A small Wellington IP consultancy has won the first round in a legal battle with American Express after the High Court granted an interim injunction to stop the credit card giant using its trademarks.
Justice Robert Dobson awarded an injunction that effectively prevents American Express from using trademarks owned in New Zealand by Zone IP as part of an online trading house AmEx intends to launch.
It also stops AmEx from using the trademarks in any marketing or advertising, having a “New Zealand” country dropbox on its website or any electronic dealings or dialogue with parties in this country until a full trial is held next year.
Intellectual property expert Theodore Doucas of Zone IP said the decision was significant because although similar approaches have been taken elsewhere, it appeared to be the first time a foreign web business with a global reach has been restrained in New Zealand in this way.
In his judgement Justice Dobson said Zone IP had built up a “not insubstantial” business from modest beginnings and after three years in operation was already the fifth largest filer of trademarks in New Zealand.
Zone IP is active in NZ and Australia and while the injunction does not prevent Amex from operating in Australia and elsewhere, those operations cannot extend to New Zealand.

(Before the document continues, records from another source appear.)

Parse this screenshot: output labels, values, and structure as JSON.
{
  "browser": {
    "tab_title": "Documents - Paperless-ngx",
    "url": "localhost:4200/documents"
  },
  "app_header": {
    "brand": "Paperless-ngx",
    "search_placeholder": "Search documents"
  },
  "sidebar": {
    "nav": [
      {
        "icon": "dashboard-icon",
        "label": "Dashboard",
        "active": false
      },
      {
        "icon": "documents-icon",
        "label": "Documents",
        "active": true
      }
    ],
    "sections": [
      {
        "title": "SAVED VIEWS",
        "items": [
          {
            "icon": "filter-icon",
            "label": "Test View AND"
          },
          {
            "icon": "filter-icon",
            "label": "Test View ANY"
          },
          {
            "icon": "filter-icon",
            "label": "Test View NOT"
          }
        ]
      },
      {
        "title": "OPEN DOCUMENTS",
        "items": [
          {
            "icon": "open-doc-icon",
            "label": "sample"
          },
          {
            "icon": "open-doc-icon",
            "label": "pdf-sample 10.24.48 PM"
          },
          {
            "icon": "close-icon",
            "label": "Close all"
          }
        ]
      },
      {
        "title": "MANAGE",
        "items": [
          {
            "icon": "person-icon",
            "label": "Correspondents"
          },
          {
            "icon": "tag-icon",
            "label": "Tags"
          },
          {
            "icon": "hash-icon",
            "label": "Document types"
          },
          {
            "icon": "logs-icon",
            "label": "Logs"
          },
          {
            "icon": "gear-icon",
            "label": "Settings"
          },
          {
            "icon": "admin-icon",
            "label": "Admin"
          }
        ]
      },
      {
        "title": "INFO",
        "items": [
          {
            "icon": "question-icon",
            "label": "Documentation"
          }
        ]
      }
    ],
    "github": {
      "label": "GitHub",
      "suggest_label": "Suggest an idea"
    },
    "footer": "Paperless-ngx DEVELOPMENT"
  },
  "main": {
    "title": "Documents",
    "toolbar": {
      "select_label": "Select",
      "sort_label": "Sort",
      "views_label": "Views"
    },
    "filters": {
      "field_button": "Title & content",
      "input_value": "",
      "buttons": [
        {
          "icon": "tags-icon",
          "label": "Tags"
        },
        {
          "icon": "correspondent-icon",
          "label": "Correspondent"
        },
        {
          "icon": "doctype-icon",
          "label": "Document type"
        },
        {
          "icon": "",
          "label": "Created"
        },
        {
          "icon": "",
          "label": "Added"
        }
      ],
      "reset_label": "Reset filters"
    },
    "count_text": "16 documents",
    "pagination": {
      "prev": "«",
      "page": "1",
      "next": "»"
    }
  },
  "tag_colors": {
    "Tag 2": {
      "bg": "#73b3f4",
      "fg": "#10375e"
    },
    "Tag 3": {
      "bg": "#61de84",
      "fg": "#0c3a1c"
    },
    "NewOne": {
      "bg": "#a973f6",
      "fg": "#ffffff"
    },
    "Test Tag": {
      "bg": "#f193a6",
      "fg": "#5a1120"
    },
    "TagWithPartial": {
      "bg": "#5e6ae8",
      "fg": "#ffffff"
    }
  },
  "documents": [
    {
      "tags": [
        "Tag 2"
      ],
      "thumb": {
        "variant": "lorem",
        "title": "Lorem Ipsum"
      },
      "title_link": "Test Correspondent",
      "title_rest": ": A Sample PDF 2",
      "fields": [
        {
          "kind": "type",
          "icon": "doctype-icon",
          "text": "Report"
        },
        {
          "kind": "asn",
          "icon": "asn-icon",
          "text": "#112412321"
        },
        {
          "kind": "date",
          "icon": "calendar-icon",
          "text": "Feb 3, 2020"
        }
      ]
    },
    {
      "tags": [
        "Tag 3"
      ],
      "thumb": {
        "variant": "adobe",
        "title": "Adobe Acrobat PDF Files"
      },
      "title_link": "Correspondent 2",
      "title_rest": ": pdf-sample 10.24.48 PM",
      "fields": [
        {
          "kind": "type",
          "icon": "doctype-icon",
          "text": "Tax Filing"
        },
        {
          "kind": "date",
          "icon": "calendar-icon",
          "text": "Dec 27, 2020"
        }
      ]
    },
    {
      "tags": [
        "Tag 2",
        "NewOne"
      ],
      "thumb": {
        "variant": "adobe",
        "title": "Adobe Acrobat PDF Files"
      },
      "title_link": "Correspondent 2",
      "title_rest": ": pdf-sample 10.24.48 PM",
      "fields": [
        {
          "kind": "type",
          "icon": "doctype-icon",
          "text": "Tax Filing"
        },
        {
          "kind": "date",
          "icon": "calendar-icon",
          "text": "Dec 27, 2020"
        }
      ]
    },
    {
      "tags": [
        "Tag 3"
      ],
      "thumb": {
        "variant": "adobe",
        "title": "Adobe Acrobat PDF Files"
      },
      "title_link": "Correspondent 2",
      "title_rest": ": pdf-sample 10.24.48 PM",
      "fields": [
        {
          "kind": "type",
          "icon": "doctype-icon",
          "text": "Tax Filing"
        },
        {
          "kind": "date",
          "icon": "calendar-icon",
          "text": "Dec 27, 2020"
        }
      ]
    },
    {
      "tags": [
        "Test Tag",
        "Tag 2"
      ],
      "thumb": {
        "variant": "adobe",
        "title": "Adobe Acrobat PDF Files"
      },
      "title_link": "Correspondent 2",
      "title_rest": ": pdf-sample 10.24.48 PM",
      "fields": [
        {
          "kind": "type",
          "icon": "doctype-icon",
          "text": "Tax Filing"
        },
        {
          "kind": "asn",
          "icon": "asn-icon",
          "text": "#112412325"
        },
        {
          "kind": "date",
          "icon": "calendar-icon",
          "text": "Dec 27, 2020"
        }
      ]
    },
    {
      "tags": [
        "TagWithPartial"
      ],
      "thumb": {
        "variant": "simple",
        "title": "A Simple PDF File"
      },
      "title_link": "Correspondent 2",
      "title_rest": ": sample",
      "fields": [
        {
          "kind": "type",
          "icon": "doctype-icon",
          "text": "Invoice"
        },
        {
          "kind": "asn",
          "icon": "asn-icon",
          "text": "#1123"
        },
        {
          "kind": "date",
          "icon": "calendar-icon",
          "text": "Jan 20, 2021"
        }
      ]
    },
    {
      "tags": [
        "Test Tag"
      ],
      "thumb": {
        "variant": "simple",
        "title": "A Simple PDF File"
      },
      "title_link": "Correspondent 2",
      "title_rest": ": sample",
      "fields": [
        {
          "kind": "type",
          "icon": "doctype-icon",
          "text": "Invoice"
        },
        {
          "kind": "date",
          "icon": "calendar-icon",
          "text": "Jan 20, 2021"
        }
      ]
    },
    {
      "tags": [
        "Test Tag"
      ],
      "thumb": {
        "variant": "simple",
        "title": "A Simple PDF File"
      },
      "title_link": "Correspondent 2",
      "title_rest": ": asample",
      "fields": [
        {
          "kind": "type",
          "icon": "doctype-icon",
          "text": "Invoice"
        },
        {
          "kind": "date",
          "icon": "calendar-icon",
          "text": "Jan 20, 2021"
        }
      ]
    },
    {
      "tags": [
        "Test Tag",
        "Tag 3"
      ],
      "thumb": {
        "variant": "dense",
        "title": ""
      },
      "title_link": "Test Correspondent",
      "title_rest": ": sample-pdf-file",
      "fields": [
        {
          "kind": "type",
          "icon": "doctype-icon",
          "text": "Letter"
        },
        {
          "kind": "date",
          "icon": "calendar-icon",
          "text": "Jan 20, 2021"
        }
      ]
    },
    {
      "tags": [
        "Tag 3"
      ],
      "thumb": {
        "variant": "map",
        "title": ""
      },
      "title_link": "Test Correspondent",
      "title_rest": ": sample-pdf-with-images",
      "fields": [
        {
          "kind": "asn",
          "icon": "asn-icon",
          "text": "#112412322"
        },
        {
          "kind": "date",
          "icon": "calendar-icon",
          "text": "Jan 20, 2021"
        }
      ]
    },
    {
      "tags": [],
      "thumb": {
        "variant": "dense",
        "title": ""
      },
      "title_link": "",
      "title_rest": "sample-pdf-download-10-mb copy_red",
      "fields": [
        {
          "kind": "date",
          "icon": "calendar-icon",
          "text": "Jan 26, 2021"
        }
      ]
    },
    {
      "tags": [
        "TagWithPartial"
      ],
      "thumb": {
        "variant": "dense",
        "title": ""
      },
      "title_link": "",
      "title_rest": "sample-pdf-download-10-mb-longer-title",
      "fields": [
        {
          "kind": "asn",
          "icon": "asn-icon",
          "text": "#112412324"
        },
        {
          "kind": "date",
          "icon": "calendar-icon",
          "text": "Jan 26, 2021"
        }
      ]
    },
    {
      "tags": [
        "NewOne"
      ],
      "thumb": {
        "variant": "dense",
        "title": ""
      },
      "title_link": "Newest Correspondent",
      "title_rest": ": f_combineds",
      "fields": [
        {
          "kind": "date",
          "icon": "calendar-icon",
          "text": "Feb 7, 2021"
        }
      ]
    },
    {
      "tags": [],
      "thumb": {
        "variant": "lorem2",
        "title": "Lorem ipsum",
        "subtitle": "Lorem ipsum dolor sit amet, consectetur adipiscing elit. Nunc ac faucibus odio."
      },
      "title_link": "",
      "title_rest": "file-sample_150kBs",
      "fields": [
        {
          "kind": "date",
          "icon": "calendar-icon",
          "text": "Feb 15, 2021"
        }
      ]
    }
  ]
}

Doucas – a former Assistant Commissioner of Trademarks in New Zealand – said while the interim injunction did not necessarily mean AmEx was infringing upon Zone IP’s trademarks, the High Court ruled that there was sufficient similarity for there to be a real issue, with the balance of convenience favouring Zone IP.